            Lots of intelligent, rational people believe this stuff. For example, last month Scott Alexander commented on “Johann von Neumann … who could already divide 8 digit numbers in his head at age 6, apparently without any deliberate effort to learn the ability”. I would be deeply impressed if there were convincing evidence of such a feat, but I don’t think there is – not for Von Neumann, not for Shakuntala Devi, and not for any other human being.

    • Anonymous says:

      If I understand correctly, the “innate talent” argument gets play in philosophy and some other disciplines because it is supposed to account for the distributions of characteristics among persons who work or excel in those disciplines. The argument seems to go like this: “Why are there relatively few ——– in this discipline?

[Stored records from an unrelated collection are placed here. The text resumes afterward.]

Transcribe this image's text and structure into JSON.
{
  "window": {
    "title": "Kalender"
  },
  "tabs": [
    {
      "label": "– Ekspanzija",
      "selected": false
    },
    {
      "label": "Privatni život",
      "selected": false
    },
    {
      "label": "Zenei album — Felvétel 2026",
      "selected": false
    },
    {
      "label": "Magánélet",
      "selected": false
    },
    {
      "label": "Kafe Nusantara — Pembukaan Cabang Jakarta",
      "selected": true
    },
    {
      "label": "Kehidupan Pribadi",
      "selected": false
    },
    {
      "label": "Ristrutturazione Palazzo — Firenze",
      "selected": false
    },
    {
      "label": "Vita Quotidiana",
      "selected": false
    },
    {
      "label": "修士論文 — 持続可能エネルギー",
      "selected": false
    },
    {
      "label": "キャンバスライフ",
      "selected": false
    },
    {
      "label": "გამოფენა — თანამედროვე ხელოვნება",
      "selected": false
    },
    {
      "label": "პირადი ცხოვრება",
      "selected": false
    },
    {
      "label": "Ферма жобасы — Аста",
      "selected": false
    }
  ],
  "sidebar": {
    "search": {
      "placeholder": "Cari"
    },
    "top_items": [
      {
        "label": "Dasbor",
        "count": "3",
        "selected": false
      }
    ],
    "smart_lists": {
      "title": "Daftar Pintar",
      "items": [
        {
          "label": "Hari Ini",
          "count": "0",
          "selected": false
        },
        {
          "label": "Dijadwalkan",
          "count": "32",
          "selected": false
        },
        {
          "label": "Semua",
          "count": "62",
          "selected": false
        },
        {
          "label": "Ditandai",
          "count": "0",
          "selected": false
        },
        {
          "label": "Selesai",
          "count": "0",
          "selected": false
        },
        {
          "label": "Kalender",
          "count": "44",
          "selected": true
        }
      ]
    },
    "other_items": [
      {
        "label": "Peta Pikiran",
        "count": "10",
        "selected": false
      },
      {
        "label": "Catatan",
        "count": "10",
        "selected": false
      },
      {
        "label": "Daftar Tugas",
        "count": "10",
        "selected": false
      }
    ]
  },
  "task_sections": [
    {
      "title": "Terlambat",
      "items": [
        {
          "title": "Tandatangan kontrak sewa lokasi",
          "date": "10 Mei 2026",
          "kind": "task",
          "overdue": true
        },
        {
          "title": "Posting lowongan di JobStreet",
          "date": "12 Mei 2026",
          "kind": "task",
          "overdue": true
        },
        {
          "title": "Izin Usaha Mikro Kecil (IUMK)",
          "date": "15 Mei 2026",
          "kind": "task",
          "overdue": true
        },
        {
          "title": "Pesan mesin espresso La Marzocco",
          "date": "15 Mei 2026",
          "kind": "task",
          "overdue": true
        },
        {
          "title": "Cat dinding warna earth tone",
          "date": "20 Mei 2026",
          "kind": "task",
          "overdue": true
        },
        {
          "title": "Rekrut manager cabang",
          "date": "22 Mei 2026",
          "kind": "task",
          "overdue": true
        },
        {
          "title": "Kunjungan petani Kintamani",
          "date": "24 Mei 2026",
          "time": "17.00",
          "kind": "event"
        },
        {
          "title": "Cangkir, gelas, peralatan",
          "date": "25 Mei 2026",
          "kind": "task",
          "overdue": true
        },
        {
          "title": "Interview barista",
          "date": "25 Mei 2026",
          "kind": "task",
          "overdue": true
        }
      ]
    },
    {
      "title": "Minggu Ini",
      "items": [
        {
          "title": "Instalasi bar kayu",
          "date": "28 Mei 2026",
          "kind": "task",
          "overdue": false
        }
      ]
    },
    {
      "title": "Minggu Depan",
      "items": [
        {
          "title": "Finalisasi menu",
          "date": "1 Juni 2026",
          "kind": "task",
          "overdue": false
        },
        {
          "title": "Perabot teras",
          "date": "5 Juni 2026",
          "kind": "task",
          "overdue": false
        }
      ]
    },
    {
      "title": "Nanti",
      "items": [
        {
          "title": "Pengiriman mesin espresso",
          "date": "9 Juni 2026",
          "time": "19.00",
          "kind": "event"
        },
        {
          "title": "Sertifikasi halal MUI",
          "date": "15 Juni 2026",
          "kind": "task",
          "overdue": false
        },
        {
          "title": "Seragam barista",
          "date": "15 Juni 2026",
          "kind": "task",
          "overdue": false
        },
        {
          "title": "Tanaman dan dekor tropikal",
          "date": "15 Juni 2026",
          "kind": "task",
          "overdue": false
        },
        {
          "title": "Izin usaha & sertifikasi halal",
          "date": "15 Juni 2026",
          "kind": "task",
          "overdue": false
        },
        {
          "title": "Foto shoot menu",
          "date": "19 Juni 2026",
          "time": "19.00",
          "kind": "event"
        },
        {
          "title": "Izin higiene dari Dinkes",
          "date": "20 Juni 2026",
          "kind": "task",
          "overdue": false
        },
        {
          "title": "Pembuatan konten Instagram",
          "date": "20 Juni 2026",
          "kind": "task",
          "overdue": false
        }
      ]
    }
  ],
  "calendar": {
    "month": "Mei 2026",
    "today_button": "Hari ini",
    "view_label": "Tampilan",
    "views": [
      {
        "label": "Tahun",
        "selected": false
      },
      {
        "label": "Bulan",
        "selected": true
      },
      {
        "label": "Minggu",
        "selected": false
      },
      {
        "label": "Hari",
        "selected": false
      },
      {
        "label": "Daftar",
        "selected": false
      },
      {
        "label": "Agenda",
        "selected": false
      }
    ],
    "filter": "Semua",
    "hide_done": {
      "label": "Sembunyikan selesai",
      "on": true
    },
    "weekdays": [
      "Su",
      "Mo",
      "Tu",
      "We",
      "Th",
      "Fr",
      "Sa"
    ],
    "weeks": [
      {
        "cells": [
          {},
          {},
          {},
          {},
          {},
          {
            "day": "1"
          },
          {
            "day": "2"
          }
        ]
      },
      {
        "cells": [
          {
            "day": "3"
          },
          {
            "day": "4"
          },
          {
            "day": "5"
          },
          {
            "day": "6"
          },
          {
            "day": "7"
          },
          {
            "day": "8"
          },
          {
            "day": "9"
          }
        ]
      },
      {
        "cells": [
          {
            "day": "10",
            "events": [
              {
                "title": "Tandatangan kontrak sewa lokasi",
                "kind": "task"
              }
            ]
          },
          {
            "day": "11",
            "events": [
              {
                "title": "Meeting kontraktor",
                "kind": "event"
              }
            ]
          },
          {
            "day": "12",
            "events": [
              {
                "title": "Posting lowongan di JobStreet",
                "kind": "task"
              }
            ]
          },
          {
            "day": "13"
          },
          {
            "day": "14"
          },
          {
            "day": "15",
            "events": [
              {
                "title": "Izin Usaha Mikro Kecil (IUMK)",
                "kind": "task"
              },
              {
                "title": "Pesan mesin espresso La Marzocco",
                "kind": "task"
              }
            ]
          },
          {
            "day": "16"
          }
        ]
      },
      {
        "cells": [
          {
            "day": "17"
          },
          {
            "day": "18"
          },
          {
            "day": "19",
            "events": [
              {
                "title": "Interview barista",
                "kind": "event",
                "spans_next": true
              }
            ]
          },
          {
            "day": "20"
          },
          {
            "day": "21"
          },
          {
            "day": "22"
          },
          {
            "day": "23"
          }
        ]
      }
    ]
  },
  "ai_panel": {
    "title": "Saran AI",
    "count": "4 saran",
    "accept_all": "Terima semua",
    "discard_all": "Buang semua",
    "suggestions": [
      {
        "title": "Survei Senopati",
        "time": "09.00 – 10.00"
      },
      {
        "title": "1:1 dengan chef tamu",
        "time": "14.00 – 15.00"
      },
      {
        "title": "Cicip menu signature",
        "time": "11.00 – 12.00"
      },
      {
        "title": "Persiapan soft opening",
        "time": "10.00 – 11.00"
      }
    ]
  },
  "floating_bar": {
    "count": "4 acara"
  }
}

Because doing well in it relies upon innate talents that fewer members of group ——– have compared to others.” The problem is that the causal story is too complex to be characterized this way at all.

      Excellent philosophers need many rare qualities and we don’t know whether all of them are innate – or at least, are determined in such a way that choices or efforts made by the individual later in life will have minimal effect. We don’t know what the essential qualities are, nor do we know the extent to which they depend on things like IQ that permit some sort of measurement. So when people say that innate talent is required, I’m far more interested in learning why they believe this, given the difficulty of knowing what exactly makes for a great philosopher. If they wish to use this claim to explain the distribution of characteristics of philosophers (like race or sex), then we need evidence to show why one group of people possesses a given good-philosopher-making trait more than another group, and how such differences affect one’s choice of career.

      • Irrelevant says:

        The argument seems to go like this: “Why are there relatively few ——– in this discipline?”

        “I think it’s because they’re all assholes and nobody else likes being around them.”
        “No! It’s because we’re all geniuses you couldn’t even hope to understand!”

    • I liked Richard Chappell’s comment:

      I’m not sure I fully understand this dispute, partly because people seem to be arguing against positions (e.g. effort makes no difference) that I can’t imagine anyone actually holds.

      Here are a couple of relevant-seeming truisms:
      (1) It takes training to fully develop one’s potential (including various forms of intellectual potential).
      (2) Different people have different (intellectual/philosophical) potential.

      I trust that neither of these is in dispute. So what exactly is in dispute? Is the central question about the extent to which variation amongst top performers in an area (e.g. professional philosophers) is explained by differences in individual potential vs differences in the extent to which individuals are realizing their potential (due to variation in effort, quality of training, etc.)? That seems a wide open empirical question. Perhaps the central question is instead about how common it is (amongst undergraduate students? amongst the entire population?) to have the requisite intellectual potential to become good philosophers? Or whether this is rarer, in comparative terms, than having the requisite intellectual potential to become a good biologist or chemist?

      Maybe I’m just missing something that’s obvious to everyone else, but the discourse on this topic seems of generally lower quality (less clear, less charitable, etc.) than I’d expect from philosophers. (I hope I’m not adding to the lack of charity; I’m just really confused by the whole discussion.)